Task to carry out:
What you return must match the listing exactly, with every image removed.

Recorded data Start Marker

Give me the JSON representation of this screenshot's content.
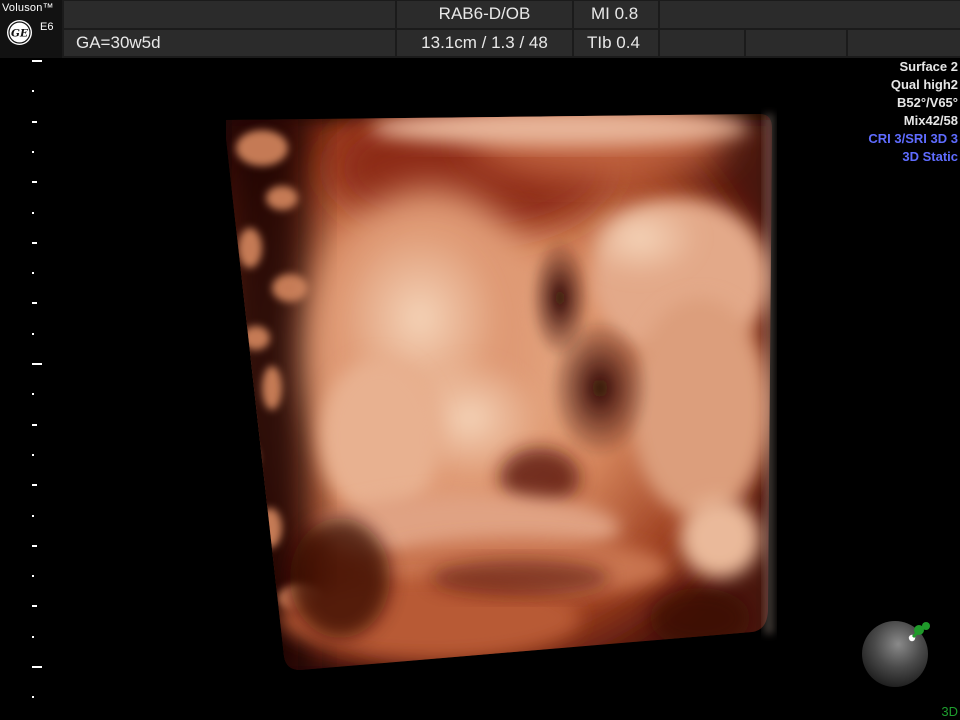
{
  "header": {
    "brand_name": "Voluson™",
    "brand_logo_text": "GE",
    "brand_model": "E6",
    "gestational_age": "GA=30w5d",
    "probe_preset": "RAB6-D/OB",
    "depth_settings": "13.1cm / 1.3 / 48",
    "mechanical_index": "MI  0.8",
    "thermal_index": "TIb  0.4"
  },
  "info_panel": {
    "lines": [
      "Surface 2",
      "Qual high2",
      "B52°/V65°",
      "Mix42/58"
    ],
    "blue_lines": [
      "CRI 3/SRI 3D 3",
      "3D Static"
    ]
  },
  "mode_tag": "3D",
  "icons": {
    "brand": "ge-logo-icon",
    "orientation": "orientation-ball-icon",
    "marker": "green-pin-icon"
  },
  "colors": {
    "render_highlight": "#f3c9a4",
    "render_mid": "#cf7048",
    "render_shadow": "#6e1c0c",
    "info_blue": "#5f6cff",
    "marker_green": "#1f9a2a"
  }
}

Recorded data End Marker

Output:
Give me the JSON representation of this screenshot's content.
{
  "header": {
    "brand_name": "Voluson™",
    "brand_logo_text": "GE",
    "brand_model": "E6",
    "gestational_age": "GA=30w5d",
    "probe_preset": "RAB6-D/OB",
    "depth_settings": "13.1cm / 1.3 / 48",
    "mechanical_index": "MI  0.8",
    "thermal_index": "TIb  0.4"
  },
  "info_panel": {
    "lines": [
      "Surface 2",
      "Qual high2",
      "B52°/V65°",
      "Mix42/58"
    ],
    "blue_lines": [
      "CRI 3/SRI 3D 3",
      "3D Static"
    ]
  },
  "mode_tag": "3D",
  "icons": {
    "brand": "ge-logo-icon",
    "orientation": "orientation-ball-icon",
    "marker": "green-pin-icon"
  },
  "colors": {
    "render_highlight": "#f3c9a4",
    "render_mid": "#cf7048",
    "render_shadow": "#6e1c0c",
    "info_blue": "#5f6cff",
    "marker_green": "#1f9a2a"
  }
}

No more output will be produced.